‘The Eagle Huntress’ And The Ancient History Of Falconry

Over at the Forbes blog this week, I discuss the ancient and medieval history of falconry in the Mediterranean. After seeing the new documentary film ‘The Eagle Huntress,’ about a 13-year-old girl named Aisholpan learning to become an eagle hunter with her father in Mongolia, I went back to some class notes on Greco-Roman attitudes towards the … More ‘The Eagle Huntress’ And The Ancient History Of Falconry

Numbering The Stars: Remembering the Contributions of Medieval Muslim Astronomers And Catalogers

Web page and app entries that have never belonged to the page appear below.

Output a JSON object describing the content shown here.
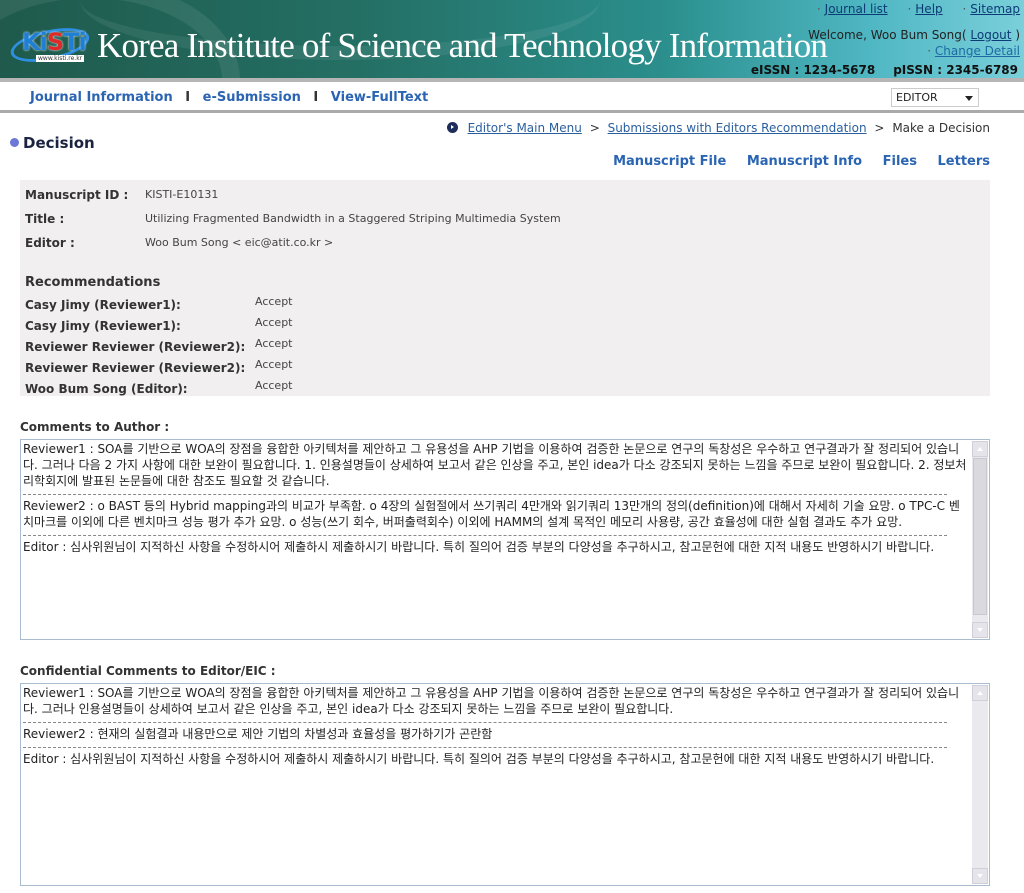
{
  "header": {
    "logo_text_prefix": "Ki",
    "logo_text_accent": "S",
    "logo_text_suffix": "Ti",
    "logo_url": "www.kisti.re.kr",
    "institute_name": "Korea Institute of  Science and Technology Information",
    "top_links": [
      {
        "label": "Journal list"
      },
      {
        "label": "Help"
      },
      {
        "label": "Sitemap"
      }
    ],
    "welcome_prefix": "Welcome, Woo Bum Song(",
    "logout_label": "Logout",
    "welcome_suffix": ")",
    "change_detail_label": "Change Detail",
    "eissn": "eISSN : 1234-5678",
    "pissn": "pISSN : 2345-6789"
  },
  "nav": {
    "items": [
      {
        "label": "Journal Information"
      },
      {
        "label": "e-Submission"
      },
      {
        "label": "View-FullText"
      }
    ],
    "separator": "I",
    "role_select": {
      "selected": "EDITOR"
    }
  },
  "breadcrumb": {
    "items": [
      {
        "label": "Editor's Main Menu"
      },
      {
        "label": "Submissions with Editors Recommendation"
      }
    ],
    "current": "Make a Decision",
    "separator": ">"
  },
  "page": {
    "title": "Decision",
    "tabs": [
      {
        "label": "Manuscript File"
      },
      {
        "label": "Manuscript Info"
      },
      {
        "label": "Files"
      },
      {
        "label": "Letters"
      }
    ]
  },
  "manuscript": {
    "id_label": "Manuscript ID :",
    "id_value": "KISTI-E10131",
    "title_label": "Title :",
    "title_value": "Utilizing Fragmented Bandwidth in a Staggered Striping Multimedia System",
    "editor_label": "Editor :",
    "editor_value": "Woo Bum Song < eic@atit.co.kr >"
  },
  "recommendations": {
    "heading": "Recommendations",
    "items": [
      {
        "name": "Casy Jimy (Reviewer1):",
        "decision": "Accept"
      },
      {
        "name": "Casy Jimy (Reviewer1):",
        "decision": "Accept"
      },
      {
        "name": "Reviewer Reviewer (Reviewer2):",
        "decision": "Accept"
      },
      {
        "name": "Reviewer Reviewer (Reviewer2):",
        "decision": "Accept"
      },
      {
        "name": "Woo Bum Song (Editor):",
        "decision": "Accept"
      }
    ]
  },
  "comments_to_author": {
    "label": "Comments to Author :",
    "entries": [
      "Reviewer1 :  SOA를 기반으로 WOA의 장점을 융합한 아키텍처를 제안하고 그 유용성을 AHP 기법을 이용하여 검증한 논문으로 연구의 독창성은 우수하고 연구결과가 잘 정리되어 있습니다. 그러나 다음 2 가지 사항에 대한 보완이 필요합니다. 1. 인용설명들이 상세하여 보고서 같은 인상을 주고, 본인 idea가 다소 강조되지 못하는 느낌을 주므로 보완이 필요합니다. 2. 정보처리학회지에 발표된 논문들에 대한 참조도 필요할 것 같습니다.",
      "Reviewer2 : o BAST 등의 Hybrid mapping과의 비교가 부족함. o 4장의 실험절에서 쓰기쿼리 4만개와 읽기쿼리 13만개의 정의(definition)에 대해서 자세히 기술 요망. o TPC-C 벤치마크를 이외에 다른 벤치마크 성능 평가 추가 요망. o 성능(쓰기 회수, 버퍼출력회수) 이외에 HAMM의 설계 목적인 메모리 사용량, 공간 효율성에 대한 실험 결과도 추가 요망.",
      "Editor : 심사위원님이 지적하신 사항을 수정하시어 제출하시 제출하시기 바랍니다. 특히 질의어 검증 부분의 다양성을 추구하시고, 참고문헌에 대한 지적 내용도 반영하시기 바랍니다."
    ]
  },
  "confidential_comments": {
    "label": "Confidential Comments to Editor/EIC :",
    "entries": [
      "Reviewer1 : SOA를 기반으로 WOA의 장점을 융합한 아키텍처를 제안하고 그 유용성을 AHP 기법을 이용하여 검증한 논문으로 연구의 독창성은 우수하고 연구결과가 잘 정리되어 있습니다. 그러나 인용설명들이 상세하여 보고서 같은 인상을 주고, 본인 idea가 다소 강조되지 못하는 느낌을 주므로 보완이 필요합니다.",
      "Reviewer2 : 현재의 실험결과 내용만으로 제안 기법의 차별성과 효율성을 평가하기가 곤란함",
      "Editor : 심사위원님이 지적하신 사항을 수정하시어 제출하시 제출하시기 바랍니다. 특히 질의어 검증 부분의 다양성을 추구하시고, 참고문헌에 대한 지적 내용도 반영하시기 바랍니다."
    ]
  }
}
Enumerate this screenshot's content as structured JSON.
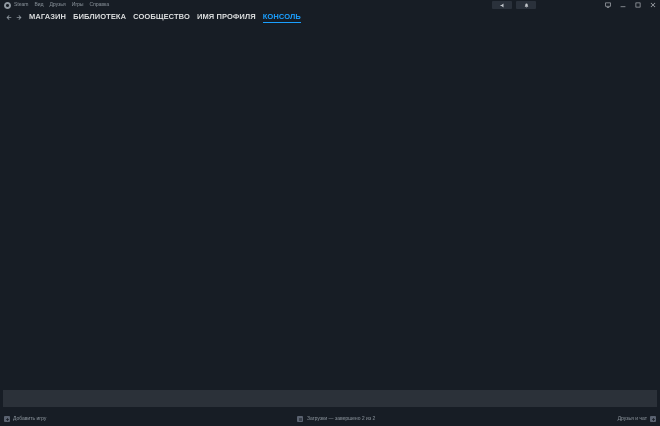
{
  "menubar": {
    "items": [
      "Steam",
      "Вид",
      "Друзья",
      "Игры",
      "Справка"
    ]
  },
  "nav": {
    "tabs": [
      "МАГАЗИН",
      "БИБЛИОТЕКА",
      "СООБЩЕСТВО",
      "ИМЯ ПРОФИЛЯ",
      "КОНСОЛЬ"
    ],
    "active_tab": "КОНСОЛЬ"
  },
  "console": {
    "input_value": ""
  },
  "bottombar": {
    "add_game": "Добавить игру",
    "downloads": "Загрузки — завершено 2 из 2",
    "friends_chat": "Друзья и чат"
  },
  "colors": {
    "background": "#171d25",
    "accent": "#1a9fff",
    "input_bg": "#2b3139"
  }
}
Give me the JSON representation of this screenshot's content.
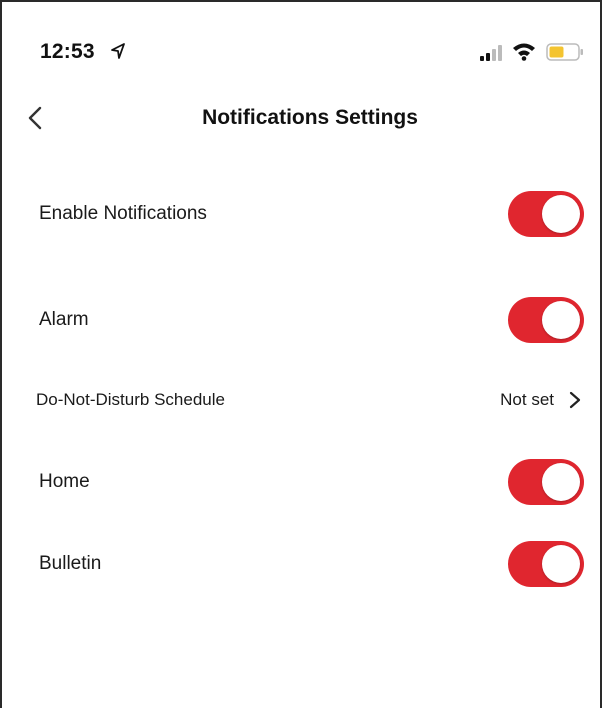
{
  "status_bar": {
    "time": "12:53",
    "icons": [
      "location-arrow-icon",
      "cellular-signal-icon",
      "wifi-icon",
      "battery-icon"
    ],
    "battery_color": "#f4c430"
  },
  "header": {
    "title": "Notifications Settings",
    "back_icon": "chevron-left-icon"
  },
  "settings": {
    "enable_notifications": {
      "label": "Enable Notifications",
      "enabled": true
    },
    "alarm": {
      "label": "Alarm",
      "enabled": true
    },
    "dnd_schedule": {
      "label": "Do-Not-Disturb Schedule",
      "value": "Not set"
    },
    "home": {
      "label": "Home",
      "enabled": true
    },
    "bulletin": {
      "label": "Bulletin",
      "enabled": true
    }
  },
  "colors": {
    "toggle_on": "#e0262f",
    "text": "#1a1a1a",
    "background": "#ffffff"
  }
}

This week over at the Forbes blog, I discuss the International Astronomical Union (IAU)‘s publication of an official catalog of 227 star names. The list was published this week in order to further standardize how we reference stars and constellations, since each one has had numerous monikers in Greek, Roman, Chinese, Arabic and many other languages over the many millenia that … More Numbering The Stars: Remembering the Contributions of Medieval Muslim Astronomers And Catalogers

Roma Aeterna: Open-Access Resources for Mapping the City of Rome

I travel a lot in order to do Pleiades workshops and discuss the role of mapping in both research and pedagogy. The #1 question I am asked is: How can I map the city of Rome? This morning, I thought I would give a bit of a run-down on how you can begin to interact with … More Roma Aeterna: Open-Access Resources for Mapping the City of Rome

The Midas Touch: Alchemy in the Medieval and Early Modern Eras

It has been a splendid week doing talks and research in southern California (you can see all my slides for the talks here). One of the highlights of this trip was a special visit to the Getty in L.A. to see two adjacent exhibits (one at the Getty Museum and the other at the Getty … More The Midas Touch: Alchemy in the Medieval and Early Modern Eras

Fictive Heroism: Westworld, the Colosseum, and the History of Elite Amusement Parks

Over on the Forbes Blog this week, I explore how the HBO show Westworld sheds light on the history of elite amusement parks. Although we should probably also reflect on the colonial penchant for “fish in a barrel” elephant safaris or perhaps analyze Marie Antoinette’s creation of a “peasant” village for her to visit at Versailles, I … More Fictive Heroism: Westworld, the Colosseum, and the History of Elite Amusement Parks

From Dissertation to Book: A Few Things I Learned Over the Past 10 Years

I don’t tend to get overly personal on this blog very often. Although I adore social media (clearly), the first person singular is an uncomfortable voice when I address the public as a historian. I have always used banter about ancient or medieval history as a kind of protective tortoise shell that makes me seem extroverted. However, I … More From Dissertation to Book: A Few Things I Learned Over the Past 10 Years

A Short History of Demons, Exorcism, And Possessed Women

Since last’s week accusation by Alex Jones that Hillary Clinton and President Obama were demons that smelled of sulfur, I had begun to think about the role of demons, exorcism, and demoniacs in early Christian texts. Over on the Forbes blog, I discuss how the subject of demons has a rich past in the religion, but … More A Short History of Demons, Exorcism, And Possessed Women